Albany standing committee reverses policy, opens door to same-sex marriages

By Egan Millard
Posted Nov 2, 2021

[Episcopal News Service] The standing committee of the Diocese of Albany, the last remaining U.S.-based diocese in The Episcopal Church to prohibit same-sex marriage, announced on Nov. 1 that the ceremonies may proceed in the diocese, bringing the diocese into compliance with General Convention’s mandate to make marriage rites available to all couples.

“We seek the renewing and rebuilding of our diocesan community,” the standing committee wrote in its announcement, which quoted the 79th General Convention’s Resolution B012 and other church documents in explaining the committee’s decision. “We pledge ourselves to work with one another in a spirit of mutual respect in the midst of ‘theological diversity in regard to matters of human sexuality.’”

The status of same-sex marriage in the upstate New York diocese has been a point of contention ever since former Bishop William Love refused to implement Resolution B012, the 2018 General Convention measure aimed at ensuring marriage equality in all dioceses where same-sex marriage is legal. Seven other bishops who, like Love, were theologically opposed to same-sex marriage agreed to end restrictions on the ceremonies in their dioceses, through a process under B012 in which another bishop assumes any pastoral oversight that might be needed for the wedding.

Bishop William Love

Former Bishop William Love. Photo: Diocese of Albany

Love was the only bishop who refused to implement B012, and a disciplinary panel determined in October 2020 that his refusal violated church canon law and his ordination vows. Love resigned rather than face further disciplinary action and joined the Anglican Church in North America.

Since Love’s resignation, the diocese’s standing committee has been the ecclesiastical authority while a search for the next diocesan bishop is underway.

In its Nov. 1 announcement, the standing committee – which has some new members as a result of elections at the Oct. 23 diocesan convention – said that “as a body” it is theologically opposed to same-sex marriage. However, in order to comply with B012 in the interim period until the election of the next diocesan bishop, the committee directed clergy who plan to celebrate same-sex marriages to consult with Assisting Bishop Michael Smith, whom the committee called in August to serve during the leadership transition.

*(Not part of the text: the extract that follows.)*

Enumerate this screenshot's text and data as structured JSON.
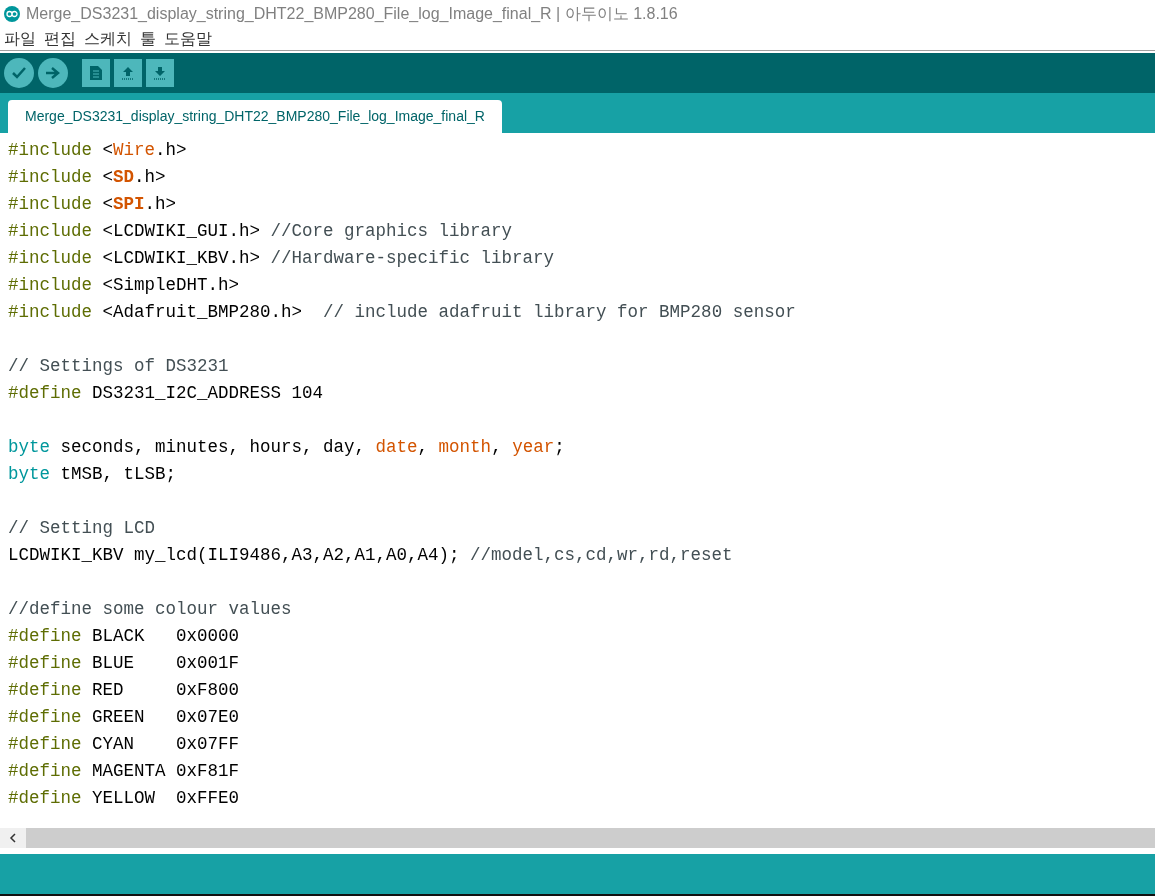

Smith, previously bishop of the Diocese of North Dakota, was one of eight bishops who refused to allow same-sex couples to marry using trial rites approved in 2015 by the 78th General Convention. In 2018, he agreed to implement B012 in North Dakota by designating pastoral oversight to another bishop. Smith retired as diocesan bishop in May 2019.

Bishop Michael G. Smith. Photo: Diocese of Albany

The Albany standing committee, in directing clergy to “work out on our behalf the details of a Letter of Agreement for supplemental episcopal pastoral support,” is working within B012’s provision for another bishop to provide oversight for same-sex marriages, though it was not immediately clear what bishop would fill that role.

The diocese had been scheduled to vote at its Oct. 23 convention on whether to amend its canons that still prohibit clergy from officiating same-sex weddings (and the use of diocesan property for such weddings) and restrict ordination to people who are in heterosexual marriages or celibate. However, rather than debating the change, lay and clergy delegates voted 126 to 116 for a procedural amendment that said no canonical changes would be made at the online convention. The next time the diocese will be able to consider the resolutions is at its next in-person diocesan convention, scheduled for June.

Until then, the canons remain on the books. Some other dioceses – such as Dallas – also have similar bans on the books even though their bishops allow same-sex marriages.

– Egan Millard is an assistant editor and reporter for Episcopal News Service. He can be reached at